Entries taken from a collection

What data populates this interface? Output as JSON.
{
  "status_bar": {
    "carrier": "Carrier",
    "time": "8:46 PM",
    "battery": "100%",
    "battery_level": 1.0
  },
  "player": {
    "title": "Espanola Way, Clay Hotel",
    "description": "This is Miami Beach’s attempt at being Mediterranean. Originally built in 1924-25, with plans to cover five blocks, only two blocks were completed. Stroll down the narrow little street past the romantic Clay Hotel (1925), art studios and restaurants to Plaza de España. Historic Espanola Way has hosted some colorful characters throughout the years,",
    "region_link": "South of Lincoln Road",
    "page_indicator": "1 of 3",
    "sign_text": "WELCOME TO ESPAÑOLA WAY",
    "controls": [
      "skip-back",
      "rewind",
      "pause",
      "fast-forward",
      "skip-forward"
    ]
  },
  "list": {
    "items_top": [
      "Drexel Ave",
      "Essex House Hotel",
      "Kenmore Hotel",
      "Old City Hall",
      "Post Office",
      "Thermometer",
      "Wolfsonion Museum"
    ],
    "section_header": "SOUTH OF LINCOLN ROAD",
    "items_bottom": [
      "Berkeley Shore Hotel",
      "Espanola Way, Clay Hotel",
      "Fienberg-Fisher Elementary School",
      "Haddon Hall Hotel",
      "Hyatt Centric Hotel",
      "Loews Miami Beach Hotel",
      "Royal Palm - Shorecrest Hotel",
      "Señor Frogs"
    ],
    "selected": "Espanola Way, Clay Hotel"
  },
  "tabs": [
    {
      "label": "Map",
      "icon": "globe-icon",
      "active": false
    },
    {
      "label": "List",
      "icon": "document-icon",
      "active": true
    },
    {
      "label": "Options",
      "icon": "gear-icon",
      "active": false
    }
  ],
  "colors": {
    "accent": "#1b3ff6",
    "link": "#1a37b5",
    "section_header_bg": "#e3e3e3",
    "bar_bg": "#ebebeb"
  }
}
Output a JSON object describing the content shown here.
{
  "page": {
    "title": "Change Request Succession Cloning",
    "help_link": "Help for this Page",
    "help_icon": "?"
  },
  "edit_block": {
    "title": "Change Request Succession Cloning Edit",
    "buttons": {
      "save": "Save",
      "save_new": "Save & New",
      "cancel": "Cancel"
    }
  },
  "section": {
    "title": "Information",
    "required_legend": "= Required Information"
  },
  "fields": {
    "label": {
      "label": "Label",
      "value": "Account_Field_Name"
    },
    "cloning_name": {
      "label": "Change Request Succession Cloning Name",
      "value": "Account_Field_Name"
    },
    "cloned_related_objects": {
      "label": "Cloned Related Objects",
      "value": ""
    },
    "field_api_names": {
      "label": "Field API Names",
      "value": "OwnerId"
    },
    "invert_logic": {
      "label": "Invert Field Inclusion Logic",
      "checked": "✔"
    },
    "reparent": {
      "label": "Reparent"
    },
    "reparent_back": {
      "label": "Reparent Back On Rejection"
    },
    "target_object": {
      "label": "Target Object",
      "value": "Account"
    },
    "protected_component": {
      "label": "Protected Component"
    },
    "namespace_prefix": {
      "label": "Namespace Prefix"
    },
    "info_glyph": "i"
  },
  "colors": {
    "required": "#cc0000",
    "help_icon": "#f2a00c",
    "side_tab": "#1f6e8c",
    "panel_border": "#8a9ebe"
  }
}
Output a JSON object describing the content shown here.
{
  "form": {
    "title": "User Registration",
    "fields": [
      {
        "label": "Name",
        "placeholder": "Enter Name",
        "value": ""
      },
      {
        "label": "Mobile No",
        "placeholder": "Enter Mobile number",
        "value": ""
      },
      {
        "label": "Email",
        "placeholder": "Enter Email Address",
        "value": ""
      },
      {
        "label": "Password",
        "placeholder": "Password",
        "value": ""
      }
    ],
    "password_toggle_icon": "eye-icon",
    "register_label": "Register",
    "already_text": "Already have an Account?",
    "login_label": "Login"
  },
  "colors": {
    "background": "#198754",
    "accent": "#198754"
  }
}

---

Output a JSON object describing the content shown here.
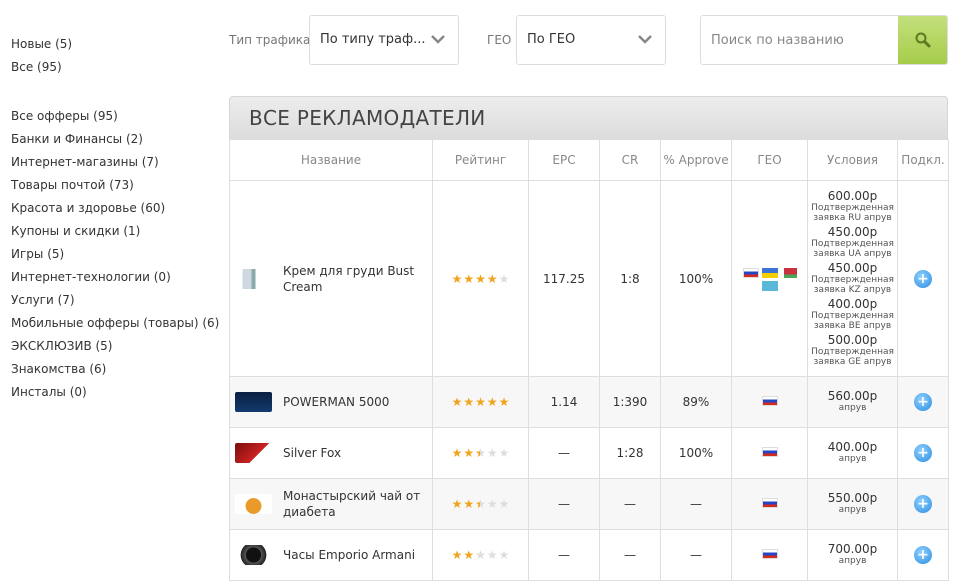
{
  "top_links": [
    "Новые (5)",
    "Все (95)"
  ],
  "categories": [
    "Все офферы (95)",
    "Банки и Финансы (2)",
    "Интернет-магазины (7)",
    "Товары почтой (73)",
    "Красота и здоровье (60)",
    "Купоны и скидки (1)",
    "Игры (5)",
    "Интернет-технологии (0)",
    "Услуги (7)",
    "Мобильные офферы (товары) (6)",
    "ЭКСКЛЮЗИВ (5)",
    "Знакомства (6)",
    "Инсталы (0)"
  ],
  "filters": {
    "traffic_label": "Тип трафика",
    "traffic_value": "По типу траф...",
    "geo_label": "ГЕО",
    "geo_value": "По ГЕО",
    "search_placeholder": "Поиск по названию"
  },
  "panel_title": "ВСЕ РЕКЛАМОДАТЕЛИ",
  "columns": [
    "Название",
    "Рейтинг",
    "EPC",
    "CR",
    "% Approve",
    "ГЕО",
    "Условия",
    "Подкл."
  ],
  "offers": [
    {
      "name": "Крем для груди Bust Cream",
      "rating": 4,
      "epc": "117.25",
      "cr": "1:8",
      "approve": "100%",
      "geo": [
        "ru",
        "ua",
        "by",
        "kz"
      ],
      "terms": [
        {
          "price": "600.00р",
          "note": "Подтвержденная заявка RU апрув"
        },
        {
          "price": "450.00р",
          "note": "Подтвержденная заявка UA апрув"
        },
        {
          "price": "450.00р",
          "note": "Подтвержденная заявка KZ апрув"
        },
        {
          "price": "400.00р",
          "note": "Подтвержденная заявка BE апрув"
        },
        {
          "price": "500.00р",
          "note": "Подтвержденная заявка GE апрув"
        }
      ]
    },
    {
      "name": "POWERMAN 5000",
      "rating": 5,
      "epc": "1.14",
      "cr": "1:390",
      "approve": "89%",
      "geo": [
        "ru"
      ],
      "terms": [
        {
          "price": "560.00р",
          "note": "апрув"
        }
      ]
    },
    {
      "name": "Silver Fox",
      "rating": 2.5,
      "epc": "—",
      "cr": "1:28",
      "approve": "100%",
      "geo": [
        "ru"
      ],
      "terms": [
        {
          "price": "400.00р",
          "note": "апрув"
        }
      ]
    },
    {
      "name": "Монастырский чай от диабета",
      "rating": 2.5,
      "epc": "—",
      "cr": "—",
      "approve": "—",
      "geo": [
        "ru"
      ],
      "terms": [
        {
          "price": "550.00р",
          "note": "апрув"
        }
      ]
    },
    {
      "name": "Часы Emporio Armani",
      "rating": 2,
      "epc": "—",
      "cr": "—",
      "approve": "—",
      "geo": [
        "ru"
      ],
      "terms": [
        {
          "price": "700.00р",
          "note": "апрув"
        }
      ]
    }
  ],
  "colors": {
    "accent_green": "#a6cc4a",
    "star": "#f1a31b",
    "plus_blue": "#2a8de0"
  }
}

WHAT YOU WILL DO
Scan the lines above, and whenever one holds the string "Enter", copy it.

RESULT FOR THIS EXERCISE
        "placeholder": "Enter Name",
        "placeholder": "Enter Mobile number",
        "placeholder": "Enter Email Address",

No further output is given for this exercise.